Thursday, October 15, 2009
When I started out as a genetics student the big goal everyone was talking about was understanding "The Genome" - that monolithic set of DNA bases that make us human. Of course, there is no such thing. Pick two human genomes at random and you'll likely find 2 million single-base differences and plenty of structural differences on top of that. As with just about everything in life understanding the range of variation and the diversity in human genomes is much more interesting than focusing on the average of that diversity.
The publication of a draft sequence from the Human Genome Project in 2001 really was the begining of a new epoch in genetics (and a revelation in itself- it takes 20 000 genes to make a nematode and 25 000 to make us?) but the real value of that project has been the generation of a scaffold that subsequent projects like the super-optimistic 1000 genomes project, hapmap and the genographic project (which New Zealand researchers contribute to) have been able to inherit in their attempts to understand genomic diversity. This week Nature has a special issue focussing how data built on information from the Human Genome Project is contributing to the way we understand disease and even allowing personalised testing for genetic risk.
Unfortunately they've stuck one of the most interesting articles behind a pay wall (Nature, the people that bring you a special on science and society but don't let society read it...) Bruce Lahn and Lanny Ebenstein have an opinion piece on genetics and race.

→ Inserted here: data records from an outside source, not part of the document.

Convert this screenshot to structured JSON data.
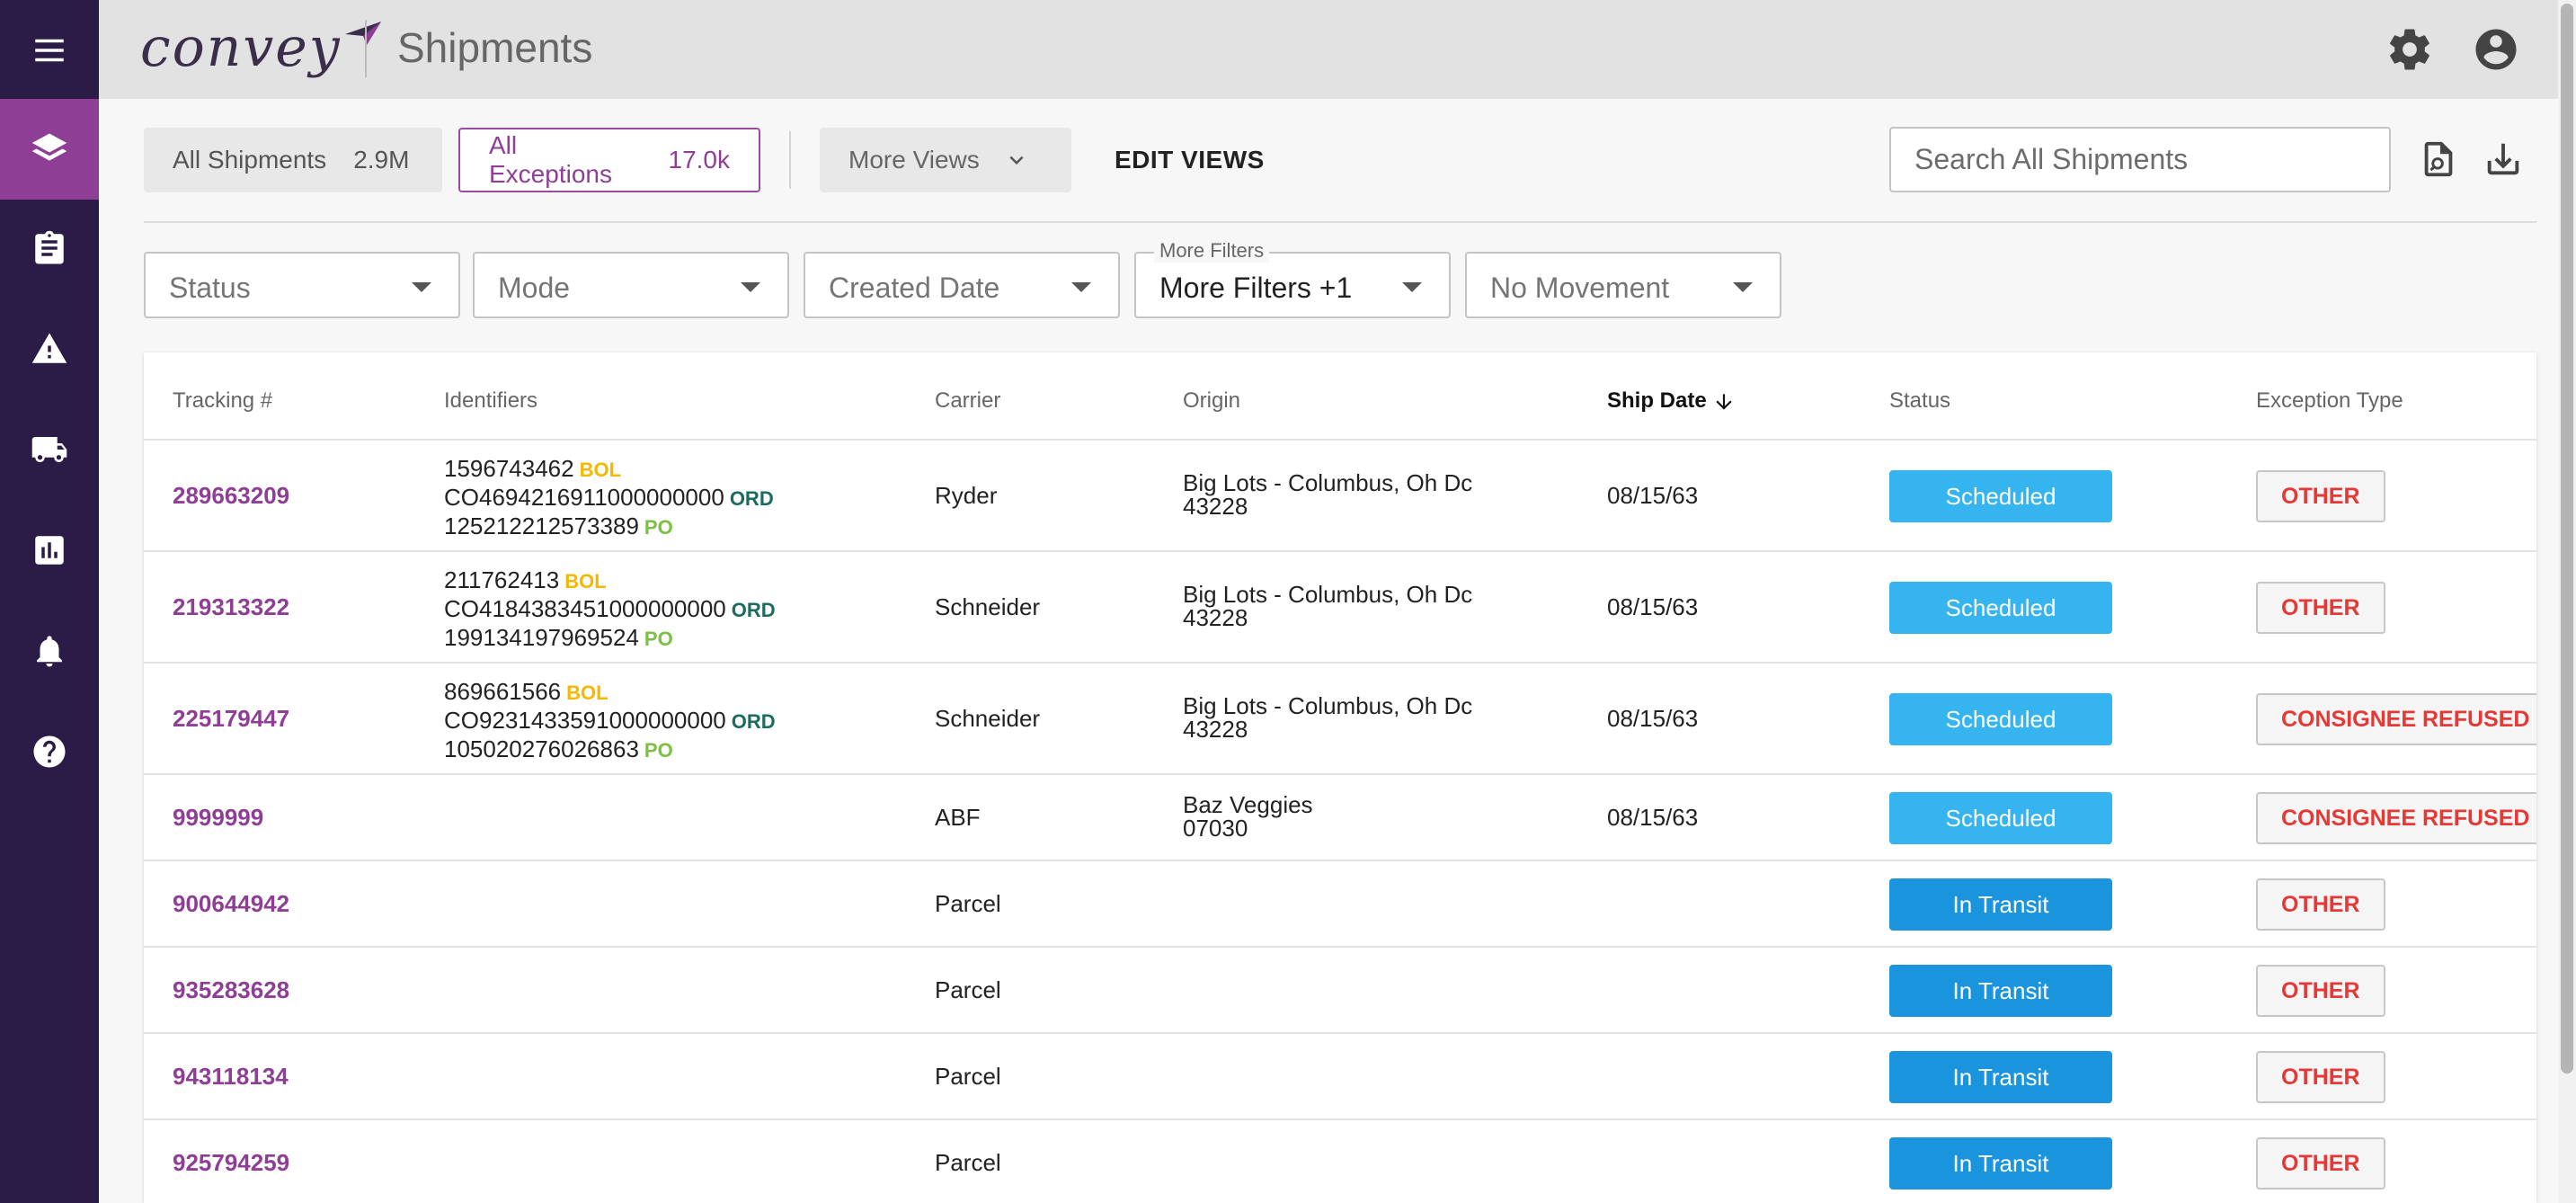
{
  "header": {
    "logo_text": "convey",
    "title": "Shipments"
  },
  "sidebar": {
    "items": [
      {
        "icon": "layers-icon",
        "active": true
      },
      {
        "icon": "clipboard-icon",
        "active": false
      },
      {
        "icon": "warning-icon",
        "active": false
      },
      {
        "icon": "truck-icon",
        "active": false
      },
      {
        "icon": "chart-icon",
        "active": false
      },
      {
        "icon": "bell-icon",
        "active": false
      },
      {
        "icon": "help-icon",
        "active": false
      }
    ]
  },
  "views": {
    "all_shipments": {
      "label": "All Shipments",
      "count": "2.9M"
    },
    "all_exceptions": {
      "label": "All Exceptions",
      "count": "17.0k"
    },
    "more_views": "More Views",
    "edit_views": "EDIT VIEWS"
  },
  "search": {
    "placeholder": "Search All Shipments",
    "value": ""
  },
  "filters": {
    "status": "Status",
    "mode": "Mode",
    "created_date": "Created Date",
    "more_filters_legend": "More Filters",
    "more_filters_value": "More Filters +1",
    "no_movement": "No Movement"
  },
  "table": {
    "columns": [
      "Tracking #",
      "Identifiers",
      "Carrier",
      "Origin",
      "Ship Date",
      "Status",
      "Exception Type"
    ],
    "rows": [
      {
        "tracking": "289663209",
        "bol": "1596743462",
        "ord": "CO4694216911000000000",
        "po": "125212212573389",
        "carrier": "Ryder",
        "origin1": "Big Lots - Columbus, Oh Dc",
        "origin2": "43228",
        "ship_date": "08/15/63",
        "status": "Scheduled",
        "exception": "OTHER"
      },
      {
        "tracking": "219313322",
        "bol": "211762413",
        "ord": "CO4184383451000000000",
        "po": "199134197969524",
        "carrier": "Schneider",
        "origin1": "Big Lots - Columbus, Oh Dc",
        "origin2": "43228",
        "ship_date": "08/15/63",
        "status": "Scheduled",
        "exception": "OTHER"
      },
      {
        "tracking": "225179447",
        "bol": "869661566",
        "ord": "CO9231433591000000000",
        "po": "105020276026863",
        "carrier": "Schneider",
        "origin1": "Big Lots - Columbus, Oh Dc",
        "origin2": "43228",
        "ship_date": "08/15/63",
        "status": "Scheduled",
        "exception": "CONSIGNEE REFUSED"
      },
      {
        "tracking": "9999999",
        "carrier": "ABF",
        "origin1": "Baz Veggies",
        "origin2": "07030",
        "ship_date": "08/15/63",
        "status": "Scheduled",
        "exception": "CONSIGNEE REFUSED"
      },
      {
        "tracking": "900644942",
        "carrier": "Parcel",
        "status": "In Transit",
        "exception": "OTHER"
      },
      {
        "tracking": "935283628",
        "carrier": "Parcel",
        "status": "In Transit",
        "exception": "OTHER"
      },
      {
        "tracking": "943118134",
        "carrier": "Parcel",
        "status": "In Transit",
        "exception": "OTHER"
      },
      {
        "tracking": "925794259",
        "carrier": "Parcel",
        "status": "In Transit",
        "exception": "OTHER"
      }
    ]
  },
  "id_tags": {
    "bol": "BOL",
    "ord": "ORD",
    "po": "PO"
  },
  "colors": {
    "sidebar_bg": "#2b1b47",
    "accent": "#8e3e95",
    "scheduled": "#35b4f0",
    "in_transit": "#1a94dd",
    "exception_text": "#e53935"
  }
}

The current moral position is a sort of 'biological egalitarianism'. ... the view that no or almost no meaningful genetically based biological differences exist among human groups, with the exception of a few superficial traits such as skin colour. Proponents of this view seem to hope that, by promoting biological sameness, discrimination against groups or individuals will become groundless.Of course, as Ebenstein and Lahn point out, there is a problem with this view - race almost certainly does have a genetic basis beyond a few superficial traits. To take the local slant Polynesians and in particular Māori represent the furthest extent of the series of migrations that followed our ancestors moving out from Africa. Settling the Pacific must have involved a series of population bottlenecks - events in which small groups form a new population representing only a fraction of the genetic diversity in the parental population. Such bottlenecks will have inevitably left a mark on the gene pool of Māori and Pacific Island populations that more recent interbreeding won't yet have erased. There will be some genes that are unique to Polynesian populations and others that are orders of magnitude more or less common than they are in other populations. If we embrace that genetic diversity we might be able to understand why Māori face a much greater risk to, for instance, diabetes, gout and liver disease than Pakeha. To, as people have really suggested, ignore that genetic diversity because racists might use it to further their stupid cause is, in the words of Lahn and Ebenstein "llogical, even dangerous" Oh, and by the way, whatever we find out about the genetic basis of race I think it's safe to say that genes won't care too much for national borders - but that's not going to stop the UK from genetically screening assylum seekers...